Pennington said a deputy from the Sheriff's Office escorted her home about 1 a.m., telling her she was out of danger because the wind was blowing vapors away from her home.
Though winds were mostly calm, the product was putting off gas for a good while throughout the night," Hempel said.
Crews were on higher alert Friday, when the wind and heat picked up, Hempel said.
The Houston company contracted by Halliburton to clean up the spill, Garner Environmental Services, was testing the air to ensure safety, Hempel said.
At 3 p.m. Friday, the scene was cleaned up, and the highway was reopened.
All commercial flights in and out of the Victoria Regional Airport were canceled until about 1:30 p.m., and classes at Faith Academy's senior campus, near the airport, were suspended for the day.

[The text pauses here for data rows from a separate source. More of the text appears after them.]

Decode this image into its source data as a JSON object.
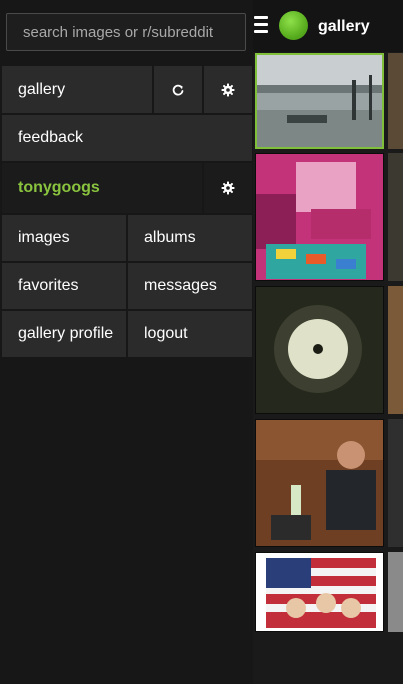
{
  "search": {
    "placeholder": "search images or r/subreddit"
  },
  "header": {
    "title": "gallery",
    "logo_color": "#5aaf1f"
  },
  "menu": {
    "gallery_label": "gallery",
    "feedback_label": "feedback",
    "user_label": "tonygoogs",
    "user_color": "#8ac43f",
    "links": [
      {
        "label": "images"
      },
      {
        "label": "albums"
      },
      {
        "label": "favorites"
      },
      {
        "label": "messages"
      },
      {
        "label": "gallery profile"
      },
      {
        "label": "logout"
      }
    ]
  },
  "icons": {
    "refresh": "refresh-icon",
    "settings": "gear-icon",
    "menu": "hamburger-icon"
  },
  "colors": {
    "accent": "#7fbf3a",
    "panel": "#2b2b2b",
    "background": "#171717"
  }
}
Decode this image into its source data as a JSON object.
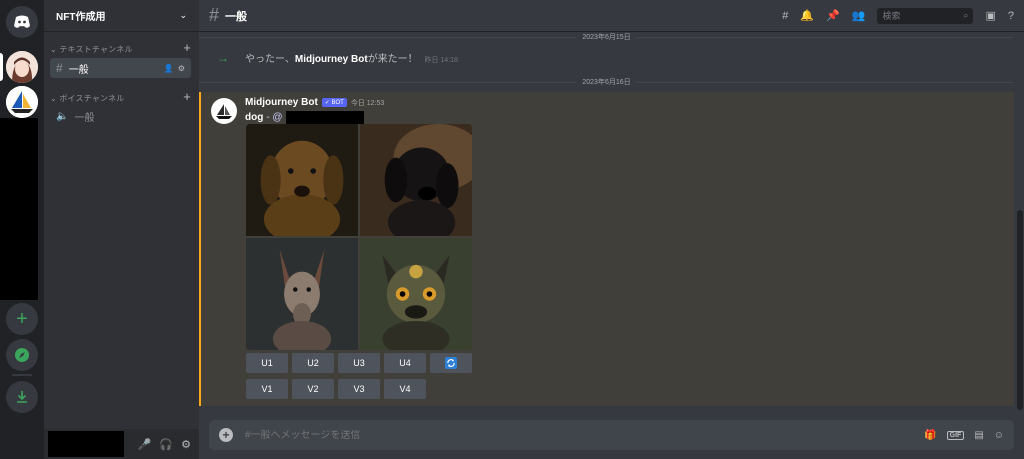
{
  "guild": {
    "name": "NFT作成用"
  },
  "categories": [
    {
      "label": "テキストチャンネル"
    },
    {
      "label": "ボイスチャンネル"
    }
  ],
  "channels": {
    "text": "一般",
    "voice": "一般"
  },
  "header": {
    "channel": "一般",
    "search_placeholder": "検索"
  },
  "dates": {
    "first": "2023年6月15日",
    "second": "2023年6月16日"
  },
  "system_message": {
    "prefix": "やったー、",
    "bot": "Midjourney Bot",
    "suffix": "が来たー！",
    "time": "昨日 14:18"
  },
  "bot_message": {
    "author": "Midjourney Bot",
    "badge": "✓ BOT",
    "time": "今日 12:53",
    "prompt": "dog",
    "separator": " - @"
  },
  "buttons": {
    "upscale": [
      "U1",
      "U2",
      "U3",
      "U4"
    ],
    "variation": [
      "V1",
      "V2",
      "V3",
      "V4"
    ],
    "refresh_icon": "refresh-icon"
  },
  "composer": {
    "placeholder": "#一般へメッセージを送信"
  },
  "colors": {
    "mention_border": "#faa81a",
    "brand": "#5865f2",
    "online": "#3ba55d"
  }
}
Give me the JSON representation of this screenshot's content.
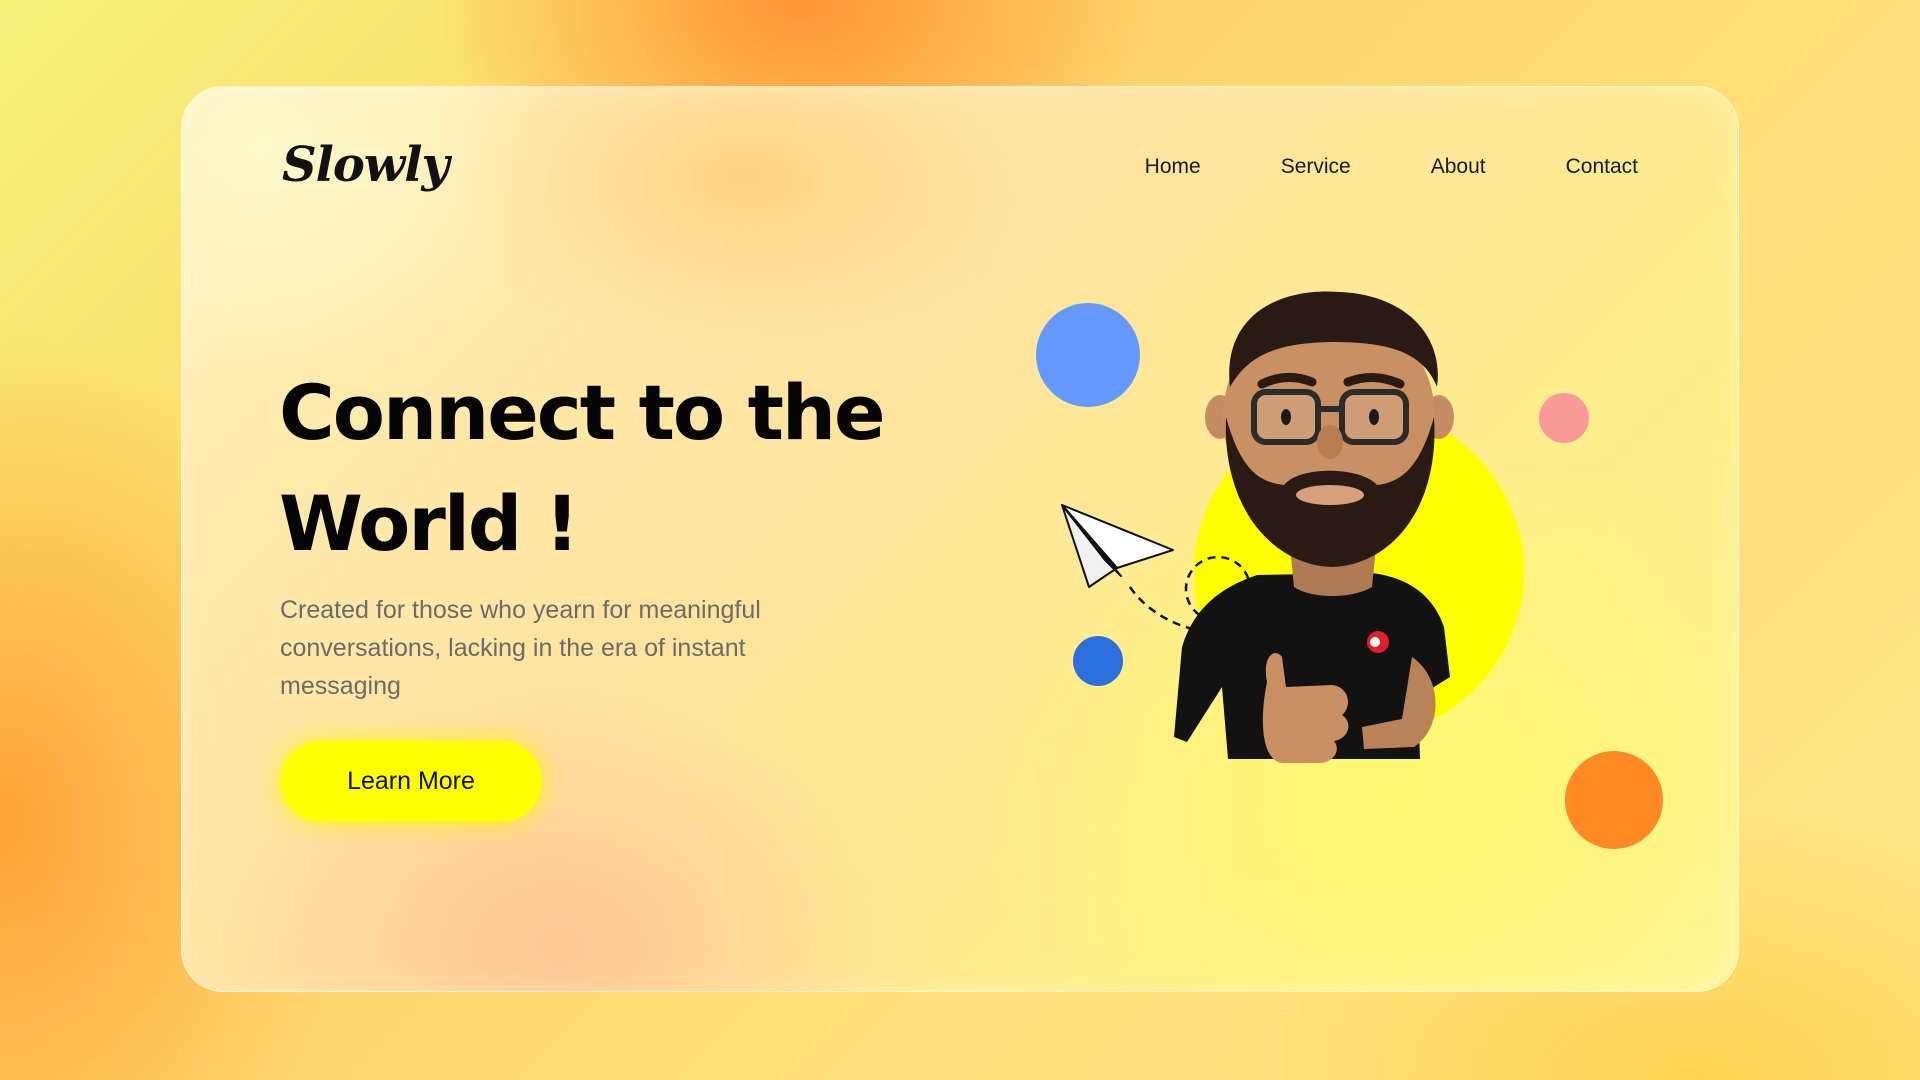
{
  "logo": {
    "text": "Slowly"
  },
  "nav": {
    "home": "Home",
    "service": "Service",
    "about": "About",
    "contact": "Contact"
  },
  "hero": {
    "title_line1": "Connect to the",
    "title_line2": "World !",
    "description": "Created for those who yearn for meaningful conversations, lacking in the era of instant messaging",
    "cta_label": "Learn More"
  },
  "colors": {
    "accent_yellow": "#ffff00",
    "blue_light": "#6699ff",
    "blue_dark": "#2a6fdb",
    "pink": "#f99a98",
    "orange": "#ff8a24"
  },
  "illustration": {
    "icons": [
      "paper-plane-icon",
      "avatar-3d-man-thumbs-up"
    ]
  }
}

The Victoria Regional Juvenile Justice Center and the Brentwood neighborhood were not evacuated, but authorities urged residents to stay indoors.
Some residents who left homes in the quarantined area were not allowed to return until the spill was cleaned up.
Early Friday, an Adopt-A-Pet employee was allowed access into the pet adoption center to turn off the air conditioner and create a safe shelter for the animals.
The animals were safe.
Adopt-A-Pet will re-open Saturday, a volunteer wrote on Facebook.
The city of Victoria Fire Department, the Victoria Police Department, the Victoria County Sheriff's Office, the Office of Emergency Management, the County Fire Marshall and Texas Department of Public Safety were on the scene Friday morning. Several were at the city's command central trailer, stationed just more than half a mile south of the spill.
Calls to the Victoria location of Halliburton were referred to Halliburton headquarters in Houston. Those calls were not returned.